## Exercise aim
Copy out every line in the entries below that includes "false".

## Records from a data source
○ ○ ○

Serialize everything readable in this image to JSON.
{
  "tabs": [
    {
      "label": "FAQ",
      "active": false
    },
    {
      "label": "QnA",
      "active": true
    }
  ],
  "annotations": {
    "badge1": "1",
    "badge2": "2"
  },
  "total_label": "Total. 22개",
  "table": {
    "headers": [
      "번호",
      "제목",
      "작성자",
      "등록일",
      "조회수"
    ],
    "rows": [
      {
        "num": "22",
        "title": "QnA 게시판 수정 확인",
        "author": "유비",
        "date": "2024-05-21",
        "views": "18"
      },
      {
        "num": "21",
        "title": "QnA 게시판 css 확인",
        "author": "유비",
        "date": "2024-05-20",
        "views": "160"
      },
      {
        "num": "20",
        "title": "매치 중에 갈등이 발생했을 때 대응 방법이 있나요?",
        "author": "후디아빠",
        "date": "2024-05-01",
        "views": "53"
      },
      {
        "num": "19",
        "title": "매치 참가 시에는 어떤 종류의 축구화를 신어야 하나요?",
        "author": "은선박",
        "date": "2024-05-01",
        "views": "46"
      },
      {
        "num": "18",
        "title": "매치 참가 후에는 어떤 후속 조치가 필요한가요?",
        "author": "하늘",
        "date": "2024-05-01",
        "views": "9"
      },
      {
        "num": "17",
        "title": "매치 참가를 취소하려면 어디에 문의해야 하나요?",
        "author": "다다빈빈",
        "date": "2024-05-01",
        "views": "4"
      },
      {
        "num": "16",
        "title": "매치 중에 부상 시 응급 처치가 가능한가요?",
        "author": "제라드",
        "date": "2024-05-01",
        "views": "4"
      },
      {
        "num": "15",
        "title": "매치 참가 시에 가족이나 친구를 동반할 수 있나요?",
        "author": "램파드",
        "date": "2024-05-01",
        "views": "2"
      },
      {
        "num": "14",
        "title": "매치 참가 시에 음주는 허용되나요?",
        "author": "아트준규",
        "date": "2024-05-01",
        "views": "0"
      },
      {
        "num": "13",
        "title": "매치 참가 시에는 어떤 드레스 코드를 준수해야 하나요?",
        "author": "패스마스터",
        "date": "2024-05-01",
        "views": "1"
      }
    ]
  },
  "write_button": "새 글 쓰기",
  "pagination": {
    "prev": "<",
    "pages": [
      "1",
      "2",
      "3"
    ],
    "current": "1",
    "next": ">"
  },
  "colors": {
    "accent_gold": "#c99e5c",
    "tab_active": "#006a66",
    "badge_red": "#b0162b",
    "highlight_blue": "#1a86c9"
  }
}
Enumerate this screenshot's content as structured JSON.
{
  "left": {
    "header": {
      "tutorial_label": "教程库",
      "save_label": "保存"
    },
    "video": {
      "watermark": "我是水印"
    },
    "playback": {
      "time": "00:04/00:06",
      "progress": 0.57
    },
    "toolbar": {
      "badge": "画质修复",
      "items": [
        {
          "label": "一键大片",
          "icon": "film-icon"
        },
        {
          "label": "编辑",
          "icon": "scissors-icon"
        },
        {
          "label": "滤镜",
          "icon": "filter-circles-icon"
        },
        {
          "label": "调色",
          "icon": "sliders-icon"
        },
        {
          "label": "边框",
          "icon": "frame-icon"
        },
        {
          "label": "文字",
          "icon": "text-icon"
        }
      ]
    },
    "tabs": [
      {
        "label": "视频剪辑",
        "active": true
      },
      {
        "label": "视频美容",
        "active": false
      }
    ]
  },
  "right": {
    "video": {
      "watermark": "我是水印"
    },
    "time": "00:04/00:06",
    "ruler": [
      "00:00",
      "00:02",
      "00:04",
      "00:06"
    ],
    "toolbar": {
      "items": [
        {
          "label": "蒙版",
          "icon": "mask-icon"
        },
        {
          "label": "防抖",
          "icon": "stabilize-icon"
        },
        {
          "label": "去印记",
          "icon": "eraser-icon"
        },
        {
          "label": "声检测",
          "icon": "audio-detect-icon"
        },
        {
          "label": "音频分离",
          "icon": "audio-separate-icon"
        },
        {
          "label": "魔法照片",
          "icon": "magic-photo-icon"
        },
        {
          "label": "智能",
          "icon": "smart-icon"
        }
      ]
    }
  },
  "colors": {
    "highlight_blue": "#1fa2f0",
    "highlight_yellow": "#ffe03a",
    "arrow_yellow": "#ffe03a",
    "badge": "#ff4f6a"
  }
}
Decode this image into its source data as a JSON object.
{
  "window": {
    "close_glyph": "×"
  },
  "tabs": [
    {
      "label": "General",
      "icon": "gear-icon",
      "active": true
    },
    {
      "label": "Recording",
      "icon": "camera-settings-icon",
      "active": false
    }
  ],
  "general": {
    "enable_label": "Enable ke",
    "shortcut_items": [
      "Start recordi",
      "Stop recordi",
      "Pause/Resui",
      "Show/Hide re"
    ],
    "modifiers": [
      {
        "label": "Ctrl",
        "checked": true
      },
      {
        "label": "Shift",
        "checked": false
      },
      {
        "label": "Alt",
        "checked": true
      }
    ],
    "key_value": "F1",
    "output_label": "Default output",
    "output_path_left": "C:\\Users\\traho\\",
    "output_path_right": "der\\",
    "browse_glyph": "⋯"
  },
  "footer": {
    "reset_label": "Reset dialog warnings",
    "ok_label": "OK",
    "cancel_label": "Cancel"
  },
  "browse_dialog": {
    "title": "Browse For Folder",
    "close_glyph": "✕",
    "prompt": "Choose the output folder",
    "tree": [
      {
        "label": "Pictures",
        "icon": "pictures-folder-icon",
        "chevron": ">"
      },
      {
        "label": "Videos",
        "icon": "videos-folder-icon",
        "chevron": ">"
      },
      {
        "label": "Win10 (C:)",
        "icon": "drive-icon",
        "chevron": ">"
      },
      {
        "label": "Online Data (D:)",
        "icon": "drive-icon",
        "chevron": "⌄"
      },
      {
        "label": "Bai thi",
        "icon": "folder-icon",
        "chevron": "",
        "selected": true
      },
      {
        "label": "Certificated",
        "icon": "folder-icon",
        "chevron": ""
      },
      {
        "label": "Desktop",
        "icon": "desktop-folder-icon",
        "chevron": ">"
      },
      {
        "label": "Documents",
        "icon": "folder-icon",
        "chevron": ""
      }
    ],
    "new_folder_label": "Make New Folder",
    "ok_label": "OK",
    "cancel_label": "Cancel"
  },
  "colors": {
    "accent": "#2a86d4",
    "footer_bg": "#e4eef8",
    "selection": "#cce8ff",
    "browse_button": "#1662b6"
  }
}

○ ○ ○

## Task answer
      "active": false
        "active": false
      "active": false
        "checked": false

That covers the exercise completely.